At the time, Mr Ó Cuirreáin said he believed the State was quickly moving towards a situation where the use of English would become compulsory for citizens wishing to interact with public bodies.

A debate on reviewing the Official Languages Act had already begun at that stage, but the intervening years saw little improvement in the provision of public services in Irish.

Earlier this year, current Coimisinéir Teanga Rónán Ó Domhnaill lodged a report with both Houses of the Oireachtas highlighting the failure of an Garda Síochána to satisfactorily address the low number of Irish-speaking gardaí stationed in the Gaeltacht.

The force was found to be in breach of a statutory commitment made under the Official Languages Act, which requires members of the force stationed in Gaeltacht areas to have the necessary qualifications in Irish.
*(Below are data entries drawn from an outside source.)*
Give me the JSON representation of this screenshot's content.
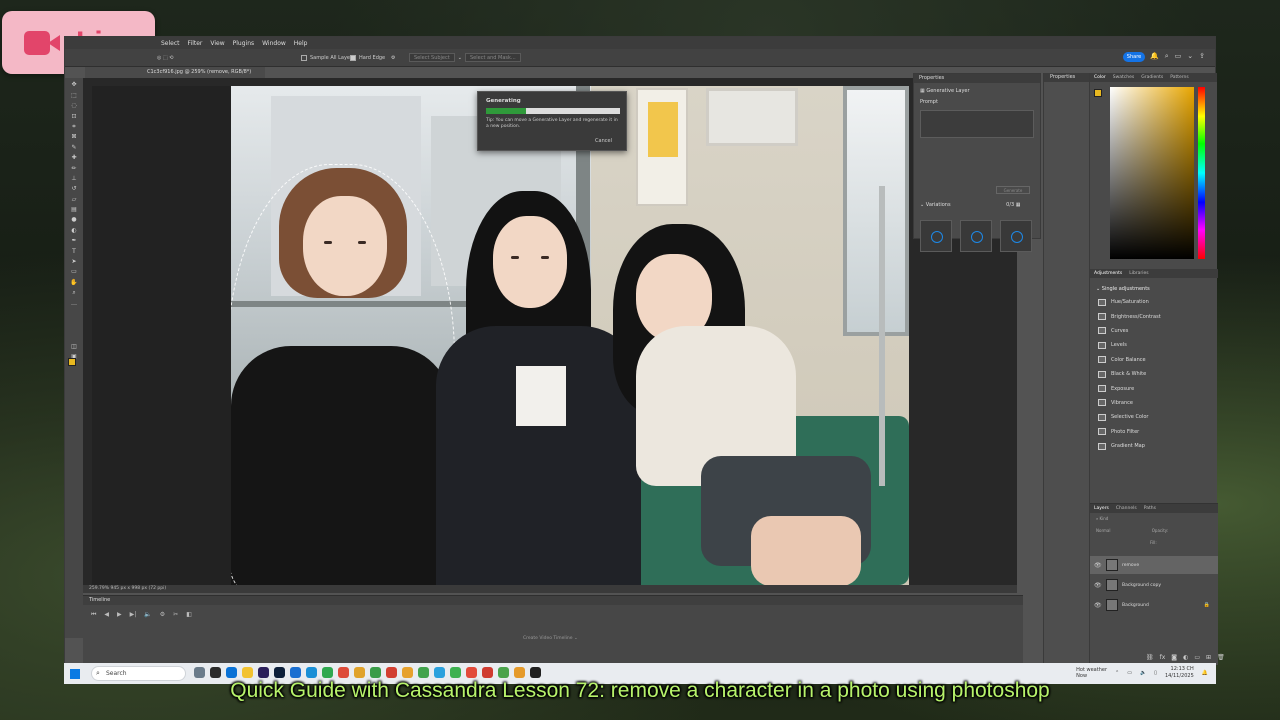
{
  "overlay": {
    "live_label": "Live",
    "caption": "Quick Guide with Cassandra Lesson 72: remove a character in a photo using photoshop"
  },
  "photoshop": {
    "menu": [
      "Select",
      "Filter",
      "View",
      "Plugins",
      "Window",
      "Help"
    ],
    "options_bar": {
      "sample_all_layers": "Sample All Layers",
      "hard_edge": "Hard Edge",
      "select_subject": "Select Subject",
      "select_and_mask": "Select and Mask..."
    },
    "share_label": "Share",
    "doc_tab": "C1c3cf916.jpg @ 259% (remove, RGB/8*)",
    "status_bar": "259.79%    945 px x 998 px (72 ppi)",
    "generating_dialog": {
      "title": "Generating",
      "progress": 0.3,
      "tip": "Tip: You can move a Generative Layer and regenerate it in a new position.",
      "cancel_label": "Cancel"
    },
    "timeline": {
      "title": "Timeline",
      "create_label": "Create Video Timeline"
    },
    "properties": {
      "title": "Properties",
      "layer_type": "Generative Layer",
      "prompt_label": "Prompt",
      "generate_label": "Generate",
      "variations_label": "Variations",
      "variations_count": "0/3"
    },
    "properties_strip_title": "Properties",
    "color_panel": {
      "tabs": [
        "Color",
        "Swatches",
        "Gradients",
        "Patterns"
      ],
      "foreground_color": "#e8b820"
    },
    "adjustments": {
      "tabs": [
        "Adjustments",
        "Libraries"
      ],
      "section": "Single adjustments",
      "items": [
        "Hue/Saturation",
        "Brightness/Contrast",
        "Curves",
        "Levels",
        "Color Balance",
        "Black & White",
        "Exposure",
        "Vibrance",
        "Selective Color",
        "Photo Filter",
        "Gradient Map"
      ]
    },
    "layers": {
      "tabs": [
        "Layers",
        "Channels",
        "Paths"
      ],
      "kind_label": "Kind",
      "blend_mode": "Normal",
      "opacity_label": "Opacity:",
      "fill_label": "Fill:",
      "items": [
        {
          "name": "remove",
          "selected": true,
          "locked": false
        },
        {
          "name": "Background copy",
          "selected": false,
          "locked": false
        },
        {
          "name": "Background",
          "selected": false,
          "locked": true
        }
      ]
    }
  },
  "taskbar": {
    "search_placeholder": "Search",
    "weather": "Hot weather",
    "weather_sub": "Now",
    "time": "12:13 CH",
    "date": "14/11/2025"
  }
}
A decision made this week at Cabinet to change the language requirements will see Irish dropped as an option for new recruits to the force.

Until 2005 those joining the Garda had to have some proficiency in Irish, and this week’s decision means a requirement for prospective recruits to be proficient in either one of the State’s two official languages, Irish or English, will now no longer apply. What that will mean for the Official Languages Act and the provision of policing services to citizens in Irish-speaking Gaeltacht areas remains to be seen.

Éanna Ó Caollaí

Éanna Ó Caollaí

Éanna Ó Caollaí is an Irish Times journalist and editor of the Irish Times Student Hub